The Adventures of Unc' Billy Possum  by Thornton Burgess

Old Mrs. Possum Grows Worried

O LD Mrs. Possum counted her babies to be sure that they all were tucked snug and warm in their bed in the old hollow tree in the Green Forest. "One, two, three, four, five, six, seven, eight." They were all there. Mrs. Possum looked at them with a great deal of pride and sighed as she thought of how soon they would be leaving the old hollow tree to see the great world and make homes for themselves. Just as soon as the beautiful spring came, they would one by one slip away. Mrs. Possum sighed again. She didn't like winter. No, Sir, she didn't like winter one bit. But when she thought of how her babies would leave her, she almost wished that spring never would come.

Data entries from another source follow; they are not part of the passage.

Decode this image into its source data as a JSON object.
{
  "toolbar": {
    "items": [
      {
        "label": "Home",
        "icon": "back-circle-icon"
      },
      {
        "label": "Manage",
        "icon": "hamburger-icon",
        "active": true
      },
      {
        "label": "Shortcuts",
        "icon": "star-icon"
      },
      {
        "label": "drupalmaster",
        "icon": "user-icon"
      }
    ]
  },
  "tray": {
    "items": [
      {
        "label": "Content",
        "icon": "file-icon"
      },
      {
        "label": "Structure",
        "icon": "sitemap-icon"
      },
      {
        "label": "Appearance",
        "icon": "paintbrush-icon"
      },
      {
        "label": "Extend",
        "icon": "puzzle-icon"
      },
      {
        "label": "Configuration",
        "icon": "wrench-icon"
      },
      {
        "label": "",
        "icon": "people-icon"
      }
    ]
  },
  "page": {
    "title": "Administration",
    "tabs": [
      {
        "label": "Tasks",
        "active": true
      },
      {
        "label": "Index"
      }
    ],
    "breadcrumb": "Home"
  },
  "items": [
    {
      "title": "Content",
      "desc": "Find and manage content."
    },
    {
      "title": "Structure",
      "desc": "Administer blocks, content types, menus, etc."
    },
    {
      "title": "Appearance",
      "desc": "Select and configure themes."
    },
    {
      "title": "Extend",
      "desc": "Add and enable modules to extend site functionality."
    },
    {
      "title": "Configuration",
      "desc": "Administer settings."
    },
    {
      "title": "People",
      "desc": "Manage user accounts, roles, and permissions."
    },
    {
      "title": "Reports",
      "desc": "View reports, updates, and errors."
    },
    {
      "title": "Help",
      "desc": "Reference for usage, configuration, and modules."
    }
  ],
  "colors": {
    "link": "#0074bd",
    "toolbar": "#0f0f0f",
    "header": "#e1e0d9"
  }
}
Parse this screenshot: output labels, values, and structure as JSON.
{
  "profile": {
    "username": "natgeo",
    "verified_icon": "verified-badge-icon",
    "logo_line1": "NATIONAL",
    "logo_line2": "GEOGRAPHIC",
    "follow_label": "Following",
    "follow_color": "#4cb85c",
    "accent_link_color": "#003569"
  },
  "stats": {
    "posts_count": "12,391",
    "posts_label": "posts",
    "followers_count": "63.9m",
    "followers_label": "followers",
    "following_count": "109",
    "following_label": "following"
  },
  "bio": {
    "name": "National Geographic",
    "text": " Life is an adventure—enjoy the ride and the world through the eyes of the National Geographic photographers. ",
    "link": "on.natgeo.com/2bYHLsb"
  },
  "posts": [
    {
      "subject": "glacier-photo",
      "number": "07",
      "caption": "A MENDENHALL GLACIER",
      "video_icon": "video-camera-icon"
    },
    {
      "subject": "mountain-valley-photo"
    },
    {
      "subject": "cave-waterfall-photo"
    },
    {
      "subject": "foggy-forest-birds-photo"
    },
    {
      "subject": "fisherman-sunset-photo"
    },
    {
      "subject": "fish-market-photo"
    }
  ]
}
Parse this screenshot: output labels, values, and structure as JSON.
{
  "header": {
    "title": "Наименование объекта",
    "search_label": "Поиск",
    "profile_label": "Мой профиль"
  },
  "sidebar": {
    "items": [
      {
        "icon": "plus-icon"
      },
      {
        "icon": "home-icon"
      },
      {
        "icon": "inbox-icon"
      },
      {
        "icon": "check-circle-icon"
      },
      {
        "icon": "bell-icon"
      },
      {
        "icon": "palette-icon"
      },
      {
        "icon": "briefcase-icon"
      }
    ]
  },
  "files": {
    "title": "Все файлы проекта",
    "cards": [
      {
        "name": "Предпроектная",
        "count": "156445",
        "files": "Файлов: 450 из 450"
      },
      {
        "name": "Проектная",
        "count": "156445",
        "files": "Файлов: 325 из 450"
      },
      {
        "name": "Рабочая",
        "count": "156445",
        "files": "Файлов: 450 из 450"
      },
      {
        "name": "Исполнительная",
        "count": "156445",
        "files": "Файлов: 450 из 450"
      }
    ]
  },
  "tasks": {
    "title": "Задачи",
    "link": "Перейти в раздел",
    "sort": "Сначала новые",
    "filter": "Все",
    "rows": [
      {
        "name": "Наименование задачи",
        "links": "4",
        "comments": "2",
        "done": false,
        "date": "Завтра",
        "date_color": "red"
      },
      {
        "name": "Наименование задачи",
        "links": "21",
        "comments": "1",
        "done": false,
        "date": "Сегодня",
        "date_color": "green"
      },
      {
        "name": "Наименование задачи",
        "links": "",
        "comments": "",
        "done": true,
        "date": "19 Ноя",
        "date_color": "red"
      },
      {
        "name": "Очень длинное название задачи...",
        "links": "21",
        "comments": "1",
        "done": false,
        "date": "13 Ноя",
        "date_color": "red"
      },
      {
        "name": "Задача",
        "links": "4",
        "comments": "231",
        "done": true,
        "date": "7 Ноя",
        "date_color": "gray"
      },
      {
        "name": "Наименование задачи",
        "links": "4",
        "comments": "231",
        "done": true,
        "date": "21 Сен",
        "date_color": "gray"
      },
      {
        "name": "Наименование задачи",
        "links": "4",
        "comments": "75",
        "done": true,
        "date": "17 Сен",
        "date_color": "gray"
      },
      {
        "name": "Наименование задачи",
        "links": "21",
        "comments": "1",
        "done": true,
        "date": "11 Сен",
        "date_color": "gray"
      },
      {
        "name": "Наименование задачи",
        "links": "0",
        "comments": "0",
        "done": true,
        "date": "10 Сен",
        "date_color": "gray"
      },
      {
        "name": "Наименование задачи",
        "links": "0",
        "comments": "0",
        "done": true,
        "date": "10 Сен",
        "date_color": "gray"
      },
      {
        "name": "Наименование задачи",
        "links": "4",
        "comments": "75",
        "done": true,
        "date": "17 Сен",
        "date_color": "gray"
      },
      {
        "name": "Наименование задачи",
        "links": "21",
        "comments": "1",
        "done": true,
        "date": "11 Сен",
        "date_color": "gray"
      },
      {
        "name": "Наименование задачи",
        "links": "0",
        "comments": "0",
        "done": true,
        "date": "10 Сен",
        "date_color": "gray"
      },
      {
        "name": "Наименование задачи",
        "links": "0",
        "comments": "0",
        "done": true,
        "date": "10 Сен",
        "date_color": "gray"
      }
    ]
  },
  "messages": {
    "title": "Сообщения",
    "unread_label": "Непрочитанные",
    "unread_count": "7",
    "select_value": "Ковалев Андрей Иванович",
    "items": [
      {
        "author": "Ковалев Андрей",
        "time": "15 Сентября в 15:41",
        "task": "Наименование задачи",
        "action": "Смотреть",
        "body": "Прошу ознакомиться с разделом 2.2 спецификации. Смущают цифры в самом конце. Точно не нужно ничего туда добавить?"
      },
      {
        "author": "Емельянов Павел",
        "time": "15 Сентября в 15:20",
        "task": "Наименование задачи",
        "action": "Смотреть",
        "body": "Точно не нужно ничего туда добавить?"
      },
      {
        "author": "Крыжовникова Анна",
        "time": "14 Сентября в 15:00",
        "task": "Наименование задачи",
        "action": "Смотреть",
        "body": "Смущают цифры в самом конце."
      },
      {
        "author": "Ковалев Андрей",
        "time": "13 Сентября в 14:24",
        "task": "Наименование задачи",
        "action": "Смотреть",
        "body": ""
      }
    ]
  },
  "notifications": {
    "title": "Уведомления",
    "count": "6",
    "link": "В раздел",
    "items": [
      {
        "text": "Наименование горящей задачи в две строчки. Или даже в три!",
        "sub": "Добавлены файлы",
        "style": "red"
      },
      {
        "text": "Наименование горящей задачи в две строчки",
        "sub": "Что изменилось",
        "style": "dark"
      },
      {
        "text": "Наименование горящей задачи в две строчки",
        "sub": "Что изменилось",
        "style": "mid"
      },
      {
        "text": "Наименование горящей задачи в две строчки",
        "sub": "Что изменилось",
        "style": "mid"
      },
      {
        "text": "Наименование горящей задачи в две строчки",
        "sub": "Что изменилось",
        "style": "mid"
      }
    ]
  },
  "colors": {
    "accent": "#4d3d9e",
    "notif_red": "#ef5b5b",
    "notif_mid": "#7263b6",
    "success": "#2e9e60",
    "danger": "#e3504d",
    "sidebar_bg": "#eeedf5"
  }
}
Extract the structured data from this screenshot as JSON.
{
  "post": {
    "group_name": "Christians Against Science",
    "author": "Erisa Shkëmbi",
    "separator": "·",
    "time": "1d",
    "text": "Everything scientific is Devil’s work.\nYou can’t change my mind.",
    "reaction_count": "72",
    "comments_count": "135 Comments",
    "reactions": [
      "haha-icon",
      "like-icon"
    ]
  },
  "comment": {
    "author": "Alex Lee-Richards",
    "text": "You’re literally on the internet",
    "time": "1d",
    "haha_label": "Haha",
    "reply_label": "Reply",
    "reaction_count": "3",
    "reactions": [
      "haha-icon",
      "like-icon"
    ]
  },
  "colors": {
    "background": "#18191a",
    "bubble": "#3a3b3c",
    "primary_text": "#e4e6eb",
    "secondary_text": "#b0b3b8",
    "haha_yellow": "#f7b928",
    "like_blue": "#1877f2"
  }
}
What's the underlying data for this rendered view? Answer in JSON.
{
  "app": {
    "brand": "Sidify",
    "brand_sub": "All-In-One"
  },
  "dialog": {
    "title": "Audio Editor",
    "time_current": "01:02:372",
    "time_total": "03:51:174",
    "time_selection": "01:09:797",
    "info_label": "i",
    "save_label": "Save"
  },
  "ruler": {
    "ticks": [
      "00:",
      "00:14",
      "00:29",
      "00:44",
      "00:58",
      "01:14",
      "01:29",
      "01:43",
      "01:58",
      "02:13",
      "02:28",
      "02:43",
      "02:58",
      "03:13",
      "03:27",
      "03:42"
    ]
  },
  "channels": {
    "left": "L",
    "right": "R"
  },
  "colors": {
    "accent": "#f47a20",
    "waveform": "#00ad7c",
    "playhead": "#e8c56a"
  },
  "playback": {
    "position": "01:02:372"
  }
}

Sure that her babies were warm and comfortable, old Mrs. Possum went to the door and looked out. It was plain to be seen that Mrs. Possum was worried. That was the tenth time she had looked out in half an hour. Her sharp little old face looked sharper than ever. It always looks sharper when she is worried, just as the tongues of some people always grow sharper when they are worried.

"Ah don' see what can be keepin' mah ol' man! Ah'm plumb worried to death," muttered old Mrs. Possum.

Right that very minute she heard a noise outside that made her hurry to the door and thrust her head out once more. It was Sammy Jay, shrieking:

"Thief! Thief! Thief!" at the top of his lungs.

"He's a thief himself and just a low-down mischief-maker, for all his smart clo'es, but he knows a powerful lot about what is going on in the Green Forest, and perhaps he has seen mah ol' man," said old Mrs. Possum, as she tried to make her sharp face as pleasant as possible. She looked over at Sammy Jay, who was in the next tree, and smiled, and when she smiled she showed all her sharp teeth.

"Good mo'ning, Brer Jay," said she.

"Hello!" exclaimed Sammy Jay, not at all politely. "Where's Uncle Billy Possum?"

Old Mrs. Possum shook her head, and the worried look came back into her face, although she tried hard, oh, so hard, not to let it.

"He done go out fo' a walk," replied old Mrs. Possum. "Ah reckons yo'all just got up, or yo' would have met up with him somewhere."

Old Mrs. Possum said this just to try to make Sammy Jay talk, for Sammy is very quick-tempered, and quick-tempered people often say a lot more than they mean to. You see, Mrs. Possum was quite sure that if Sammy Jay knew how worried she was over Unc' Billy Possum, he would refuse to tell her whether or not he had seen Unc' Billy, for Sammy Jay is mean and loves to torment others.

Sammy's temper flared up right away. "I've been up ever since sun-up!" he sputtered. "Your old man isn't anywhere in the Green Forest, unless he's gone to sleep in some other hollow tree, and I wouldn't blame him a bit if he had! No, Sir, I wouldn't blame him the least bit!"

"Keep your temper, Brer Jay!

Keep your temper, do, Oh pray!"

said old Mrs. Possum, grinning in the most aggravating way as she turned back to her babies. She had found out what she wanted to know—Sammy Jay had seen nothing of Unc' Billy Possum. Old Mrs. Possum sat down with her head in her hands. She was more worried than ever.